▶ [AVAILABLE DATA]
>>>
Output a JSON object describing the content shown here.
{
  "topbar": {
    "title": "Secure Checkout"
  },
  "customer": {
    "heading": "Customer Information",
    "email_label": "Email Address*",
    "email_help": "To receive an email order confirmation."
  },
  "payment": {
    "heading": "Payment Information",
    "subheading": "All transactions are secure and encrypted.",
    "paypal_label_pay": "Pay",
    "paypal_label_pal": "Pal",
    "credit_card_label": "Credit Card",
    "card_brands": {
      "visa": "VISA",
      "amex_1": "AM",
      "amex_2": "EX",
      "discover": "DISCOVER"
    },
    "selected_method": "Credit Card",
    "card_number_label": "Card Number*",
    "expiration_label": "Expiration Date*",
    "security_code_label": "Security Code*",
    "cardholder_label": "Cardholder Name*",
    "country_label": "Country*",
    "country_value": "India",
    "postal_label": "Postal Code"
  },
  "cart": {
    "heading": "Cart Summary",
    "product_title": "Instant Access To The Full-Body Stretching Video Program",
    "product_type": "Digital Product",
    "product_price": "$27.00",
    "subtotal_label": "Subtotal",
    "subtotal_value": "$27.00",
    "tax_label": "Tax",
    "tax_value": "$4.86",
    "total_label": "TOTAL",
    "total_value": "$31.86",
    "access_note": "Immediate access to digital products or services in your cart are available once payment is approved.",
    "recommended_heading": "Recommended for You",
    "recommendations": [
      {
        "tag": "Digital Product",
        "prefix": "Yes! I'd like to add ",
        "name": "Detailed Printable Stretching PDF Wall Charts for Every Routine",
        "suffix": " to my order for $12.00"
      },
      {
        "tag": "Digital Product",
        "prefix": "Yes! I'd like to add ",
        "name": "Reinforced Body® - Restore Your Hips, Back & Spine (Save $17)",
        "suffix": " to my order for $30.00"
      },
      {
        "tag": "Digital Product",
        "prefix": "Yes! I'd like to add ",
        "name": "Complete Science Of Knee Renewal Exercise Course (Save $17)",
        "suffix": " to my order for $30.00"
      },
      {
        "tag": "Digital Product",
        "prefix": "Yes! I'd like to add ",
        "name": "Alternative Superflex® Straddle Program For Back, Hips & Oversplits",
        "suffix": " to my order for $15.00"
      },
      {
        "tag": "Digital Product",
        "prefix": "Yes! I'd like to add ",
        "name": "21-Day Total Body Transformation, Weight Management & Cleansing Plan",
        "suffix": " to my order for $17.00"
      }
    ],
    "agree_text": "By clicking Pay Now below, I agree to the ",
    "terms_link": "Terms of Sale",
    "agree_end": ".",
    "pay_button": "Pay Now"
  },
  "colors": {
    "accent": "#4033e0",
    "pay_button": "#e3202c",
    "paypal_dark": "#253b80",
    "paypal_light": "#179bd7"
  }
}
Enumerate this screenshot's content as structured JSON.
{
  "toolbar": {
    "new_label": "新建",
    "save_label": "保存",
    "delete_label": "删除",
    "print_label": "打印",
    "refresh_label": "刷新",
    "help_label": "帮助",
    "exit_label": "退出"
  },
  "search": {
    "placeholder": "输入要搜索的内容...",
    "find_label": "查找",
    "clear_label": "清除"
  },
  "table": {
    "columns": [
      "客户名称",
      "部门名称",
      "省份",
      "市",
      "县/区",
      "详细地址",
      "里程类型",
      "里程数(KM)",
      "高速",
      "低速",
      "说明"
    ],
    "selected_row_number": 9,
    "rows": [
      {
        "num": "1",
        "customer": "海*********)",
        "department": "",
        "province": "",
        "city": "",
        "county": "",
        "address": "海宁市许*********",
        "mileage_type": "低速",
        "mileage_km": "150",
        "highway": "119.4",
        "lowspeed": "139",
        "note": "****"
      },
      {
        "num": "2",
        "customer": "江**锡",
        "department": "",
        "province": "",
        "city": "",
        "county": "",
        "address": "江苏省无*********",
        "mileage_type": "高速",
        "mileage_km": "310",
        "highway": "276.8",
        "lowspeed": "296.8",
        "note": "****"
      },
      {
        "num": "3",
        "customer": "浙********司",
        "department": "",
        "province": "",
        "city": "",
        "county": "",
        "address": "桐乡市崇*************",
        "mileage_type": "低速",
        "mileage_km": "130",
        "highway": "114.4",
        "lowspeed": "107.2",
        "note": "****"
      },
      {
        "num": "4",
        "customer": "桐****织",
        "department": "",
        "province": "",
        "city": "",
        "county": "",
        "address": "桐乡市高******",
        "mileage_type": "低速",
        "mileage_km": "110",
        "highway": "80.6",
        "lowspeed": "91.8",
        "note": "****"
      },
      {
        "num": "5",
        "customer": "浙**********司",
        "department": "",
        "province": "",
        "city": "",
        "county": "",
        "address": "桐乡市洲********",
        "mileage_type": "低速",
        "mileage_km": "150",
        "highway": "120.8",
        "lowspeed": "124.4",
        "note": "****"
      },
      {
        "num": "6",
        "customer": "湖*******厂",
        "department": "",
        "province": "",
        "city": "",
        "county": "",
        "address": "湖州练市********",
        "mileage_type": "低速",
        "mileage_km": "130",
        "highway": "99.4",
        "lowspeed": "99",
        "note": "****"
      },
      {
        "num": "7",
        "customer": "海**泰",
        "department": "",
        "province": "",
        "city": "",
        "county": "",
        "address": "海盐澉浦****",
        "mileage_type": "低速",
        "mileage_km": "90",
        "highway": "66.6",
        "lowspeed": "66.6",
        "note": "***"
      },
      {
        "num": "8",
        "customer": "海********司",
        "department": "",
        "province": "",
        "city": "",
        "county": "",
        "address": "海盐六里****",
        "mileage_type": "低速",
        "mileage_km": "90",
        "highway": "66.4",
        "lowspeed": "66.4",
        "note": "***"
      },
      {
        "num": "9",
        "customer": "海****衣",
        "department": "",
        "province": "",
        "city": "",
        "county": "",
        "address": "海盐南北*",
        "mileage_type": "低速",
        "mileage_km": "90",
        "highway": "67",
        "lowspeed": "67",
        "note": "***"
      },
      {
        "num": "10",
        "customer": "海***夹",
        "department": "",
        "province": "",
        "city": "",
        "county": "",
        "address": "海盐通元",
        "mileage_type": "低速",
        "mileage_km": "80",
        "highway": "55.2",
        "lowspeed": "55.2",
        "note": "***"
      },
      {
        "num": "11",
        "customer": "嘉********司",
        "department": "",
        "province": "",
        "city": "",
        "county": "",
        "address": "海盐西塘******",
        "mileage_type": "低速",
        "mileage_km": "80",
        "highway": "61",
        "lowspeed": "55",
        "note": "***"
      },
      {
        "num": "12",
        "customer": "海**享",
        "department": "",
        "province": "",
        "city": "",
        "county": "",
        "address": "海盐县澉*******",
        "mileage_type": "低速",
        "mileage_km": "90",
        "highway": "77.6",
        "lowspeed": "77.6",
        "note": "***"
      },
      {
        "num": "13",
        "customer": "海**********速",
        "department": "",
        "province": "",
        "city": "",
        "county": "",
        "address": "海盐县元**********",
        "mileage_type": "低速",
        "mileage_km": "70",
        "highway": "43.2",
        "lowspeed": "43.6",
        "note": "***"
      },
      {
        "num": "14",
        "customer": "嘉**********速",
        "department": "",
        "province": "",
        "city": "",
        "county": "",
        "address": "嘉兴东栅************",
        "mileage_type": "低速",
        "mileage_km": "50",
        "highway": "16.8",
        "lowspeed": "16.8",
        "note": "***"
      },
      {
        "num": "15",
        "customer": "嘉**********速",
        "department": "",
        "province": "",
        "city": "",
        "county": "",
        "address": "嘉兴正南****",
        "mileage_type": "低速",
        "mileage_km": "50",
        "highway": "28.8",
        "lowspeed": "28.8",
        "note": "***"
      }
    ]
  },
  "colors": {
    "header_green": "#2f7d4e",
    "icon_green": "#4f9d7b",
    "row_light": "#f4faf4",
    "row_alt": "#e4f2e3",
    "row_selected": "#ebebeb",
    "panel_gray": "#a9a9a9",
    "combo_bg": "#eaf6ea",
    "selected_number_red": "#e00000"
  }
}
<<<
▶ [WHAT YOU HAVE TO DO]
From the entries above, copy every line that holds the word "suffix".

▶ [RESPONSE]
        "suffix": " to my order for $12.00"
        "suffix": " to my order for $30.00"
        "suffix": " to my order for $30.00"
        "suffix": " to my order for $15.00"
        "suffix": " to my order for $17.00"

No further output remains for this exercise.